══ Data to examine ══
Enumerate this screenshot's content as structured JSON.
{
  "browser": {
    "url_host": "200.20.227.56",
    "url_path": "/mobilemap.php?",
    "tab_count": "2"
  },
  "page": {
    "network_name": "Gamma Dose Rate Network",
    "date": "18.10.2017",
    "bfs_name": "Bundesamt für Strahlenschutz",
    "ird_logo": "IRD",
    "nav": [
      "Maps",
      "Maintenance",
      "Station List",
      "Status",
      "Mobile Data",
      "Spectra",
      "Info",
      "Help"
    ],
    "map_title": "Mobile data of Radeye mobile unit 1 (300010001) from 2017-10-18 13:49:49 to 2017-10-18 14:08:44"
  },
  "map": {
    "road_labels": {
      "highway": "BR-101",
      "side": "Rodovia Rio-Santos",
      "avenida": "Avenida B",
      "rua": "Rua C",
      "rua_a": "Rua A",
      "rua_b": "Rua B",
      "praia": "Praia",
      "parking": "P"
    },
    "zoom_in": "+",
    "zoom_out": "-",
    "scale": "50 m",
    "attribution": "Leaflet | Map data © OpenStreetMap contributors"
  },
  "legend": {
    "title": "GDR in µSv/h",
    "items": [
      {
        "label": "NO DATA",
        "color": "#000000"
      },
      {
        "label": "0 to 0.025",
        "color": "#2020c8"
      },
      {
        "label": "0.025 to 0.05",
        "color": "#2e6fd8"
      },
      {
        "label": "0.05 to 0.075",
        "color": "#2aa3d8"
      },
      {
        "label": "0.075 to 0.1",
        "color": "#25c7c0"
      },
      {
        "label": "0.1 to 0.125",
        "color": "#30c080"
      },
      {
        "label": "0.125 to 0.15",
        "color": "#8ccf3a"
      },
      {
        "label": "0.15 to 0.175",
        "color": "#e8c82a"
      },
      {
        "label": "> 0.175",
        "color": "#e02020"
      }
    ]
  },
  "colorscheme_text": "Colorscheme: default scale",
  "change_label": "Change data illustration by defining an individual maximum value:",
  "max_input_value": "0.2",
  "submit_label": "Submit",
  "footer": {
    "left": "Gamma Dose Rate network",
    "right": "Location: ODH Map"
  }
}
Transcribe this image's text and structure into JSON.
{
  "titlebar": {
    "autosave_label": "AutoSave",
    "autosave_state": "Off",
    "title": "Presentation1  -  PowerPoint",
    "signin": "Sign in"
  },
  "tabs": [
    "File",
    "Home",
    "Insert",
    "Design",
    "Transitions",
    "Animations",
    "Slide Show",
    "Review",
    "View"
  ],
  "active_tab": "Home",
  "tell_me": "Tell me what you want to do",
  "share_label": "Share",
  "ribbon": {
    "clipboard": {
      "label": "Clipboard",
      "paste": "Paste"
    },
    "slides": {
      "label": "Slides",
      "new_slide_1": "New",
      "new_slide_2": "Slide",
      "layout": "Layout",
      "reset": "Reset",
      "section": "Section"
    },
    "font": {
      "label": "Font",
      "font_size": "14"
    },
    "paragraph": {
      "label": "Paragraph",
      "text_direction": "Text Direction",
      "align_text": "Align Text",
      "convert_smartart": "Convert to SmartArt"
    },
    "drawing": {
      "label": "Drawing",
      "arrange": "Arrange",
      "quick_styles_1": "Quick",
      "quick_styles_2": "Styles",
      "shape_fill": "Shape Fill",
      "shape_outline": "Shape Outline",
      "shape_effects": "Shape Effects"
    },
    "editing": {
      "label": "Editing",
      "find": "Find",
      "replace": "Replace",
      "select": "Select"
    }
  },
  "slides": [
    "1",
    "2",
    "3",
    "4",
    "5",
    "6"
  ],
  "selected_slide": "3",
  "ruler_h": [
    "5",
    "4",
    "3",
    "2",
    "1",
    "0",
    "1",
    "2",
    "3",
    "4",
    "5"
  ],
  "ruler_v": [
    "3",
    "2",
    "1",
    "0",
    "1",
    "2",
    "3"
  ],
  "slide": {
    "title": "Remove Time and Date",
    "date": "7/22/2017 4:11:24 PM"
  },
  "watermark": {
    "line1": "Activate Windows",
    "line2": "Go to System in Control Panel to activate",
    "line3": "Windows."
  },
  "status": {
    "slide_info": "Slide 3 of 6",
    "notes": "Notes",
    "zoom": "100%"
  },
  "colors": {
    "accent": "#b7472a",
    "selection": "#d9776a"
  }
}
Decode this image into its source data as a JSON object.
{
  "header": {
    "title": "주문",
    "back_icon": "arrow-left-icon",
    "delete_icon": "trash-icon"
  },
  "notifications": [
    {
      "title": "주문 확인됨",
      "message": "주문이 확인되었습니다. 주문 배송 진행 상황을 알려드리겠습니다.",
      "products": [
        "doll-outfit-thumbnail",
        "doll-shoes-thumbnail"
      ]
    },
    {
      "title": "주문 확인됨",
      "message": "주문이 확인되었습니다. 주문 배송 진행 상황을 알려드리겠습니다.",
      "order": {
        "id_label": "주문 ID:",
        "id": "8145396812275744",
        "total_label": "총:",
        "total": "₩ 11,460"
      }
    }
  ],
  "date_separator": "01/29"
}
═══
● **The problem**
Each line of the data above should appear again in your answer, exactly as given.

● **Answer below**
Enumerate this screenshot's content as structured JSON.
{
  "browser": {
    "url_host": "200.20.227.56",
    "url_path": "/mobilemap.php?",
    "tab_count": "2"
  },
  "page": {
    "network_name": "Gamma Dose Rate Network",
    "date": "18.10.2017",
    "bfs_name": "Bundesamt für Strahlenschutz",
    "ird_logo": "IRD",
    "nav": [
      "Maps",
      "Maintenance",
      "Station List",
      "Status",
      "Mobile Data",
      "Spectra",
      "Info",
      "Help"
    ],
    "map_title": "Mobile data of Radeye mobile unit 1 (300010001) from 2017-10-18 13:49:49 to 2017-10-18 14:08:44"
  },
  "map": {
    "road_labels": {
      "highway": "BR-101",
      "side": "Rodovia Rio-Santos",
      "avenida": "Avenida B",
      "rua": "Rua C",
      "rua_a": "Rua A",
      "rua_b": "Rua B",
      "praia": "Praia",
      "parking": "P"
    },
    "zoom_in": "+",
    "zoom_out": "-",
    "scale": "50 m",
    "attribution": "Leaflet | Map data © OpenStreetMap contributors"
  },
  "legend": {
    "title": "GDR in µSv/h",
    "items": [
      {
        "label": "NO DATA",
        "color": "#000000"
      },
      {
        "label": "0 to 0.025",
        "color": "#2020c8"
      },
      {
        "label": "0.025 to 0.05",
        "color": "#2e6fd8"
      },
      {
        "label": "0.05 to 0.075",
        "color": "#2aa3d8"
      },
      {
        "label": "0.075 to 0.1",
        "color": "#25c7c0"
      },
      {
        "label": "0.1 to 0.125",
        "color": "#30c080"
      },
      {
        "label": "0.125 to 0.15",
        "color": "#8ccf3a"
      },
      {
        "label": "0.15 to 0.175",
        "color": "#e8c82a"
      },
      {
        "label": "> 0.175",
        "color": "#e02020"
      }
    ]
  },
  "colorscheme_text": "Colorscheme: default scale",
  "change_label": "Change data illustration by defining an individual maximum value:",
  "max_input_value": "0.2",
  "submit_label": "Submit",
  "footer": {
    "left": "Gamma Dose Rate network",
    "right": "Location: ODH Map"
  }
}
Transcribe this image's text and structure into JSON.
{
  "titlebar": {
    "autosave_label": "AutoSave",
    "autosave_state": "Off",
    "title": "Presentation1  -  PowerPoint",
    "signin": "Sign in"
  },
  "tabs": [
    "File",
    "Home",
    "Insert",
    "Design",
    "Transitions",
    "Animations",
    "Slide Show",
    "Review",
    "View"
  ],
  "active_tab": "Home",
  "tell_me": "Tell me what you want to do",
  "share_label": "Share",
  "ribbon": {
    "clipboard": {
      "label": "Clipboard",
      "paste": "Paste"
    },
    "slides": {
      "label": "Slides",
      "new_slide_1": "New",
      "new_slide_2": "Slide",
      "layout": "Layout",
      "reset": "Reset",
      "section": "Section"
    },
    "font": {
      "label": "Font",
      "font_size": "14"
    },
    "paragraph": {
      "label": "Paragraph",
      "text_direction": "Text Direction",
      "align_text": "Align Text",
      "convert_smartart": "Convert to SmartArt"
    },
    "drawing": {
      "label": "Drawing",
      "arrange": "Arrange",
      "quick_styles_1": "Quick",
      "quick_styles_2": "Styles",
      "shape_fill": "Shape Fill",
      "shape_outline": "Shape Outline",
      "shape_effects": "Shape Effects"
    },
    "editing": {
      "label": "Editing",
      "find": "Find",
      "replace": "Replace",
      "select": "Select"
    }
  },
  "slides": [
    "1",
    "2",
    "3",
    "4",
    "5",
    "6"
  ],
  "selected_slide": "3",
  "ruler_h": [
    "5",
    "4",
    "3",
    "2",
    "1",
    "0",
    "1",
    "2",
    "3",
    "4",
    "5"
  ],
  "ruler_v": [
    "3",
    "2",
    "1",
    "0",
    "1",
    "2",
    "3"
  ],
  "slide": {
    "title": "Remove Time and Date",
    "date": "7/22/2017 4:11:24 PM"
  },
  "watermark": {
    "line1": "Activate Windows",
    "line2": "Go to System in Control Panel to activate",
    "line3": "Windows."
  },
  "status": {
    "slide_info": "Slide 3 of 6",
    "notes": "Notes",
    "zoom": "100%"
  },
  "colors": {
    "accent": "#b7472a",
    "selection": "#d9776a"
  }
}
Decode this image into its source data as a JSON object.
{
  "header": {
    "title": "주문",
    "back_icon": "arrow-left-icon",
    "delete_icon": "trash-icon"
  },
  "notifications": [
    {
      "title": "주문 확인됨",
      "message": "주문이 확인되었습니다. 주문 배송 진행 상황을 알려드리겠습니다.",
      "products": [
        "doll-outfit-thumbnail",
        "doll-shoes-thumbnail"
      ]
    },
    {
      "title": "주문 확인됨",
      "message": "주문이 확인되었습니다. 주문 배송 진행 상황을 알려드리겠습니다.",
      "order": {
        "id_label": "주문 ID:",
        "id": "8145396812275744",
        "total_label": "총:",
        "total": "₩ 11,460"
      }
    }
  ],
  "date_separator": "01/29"
}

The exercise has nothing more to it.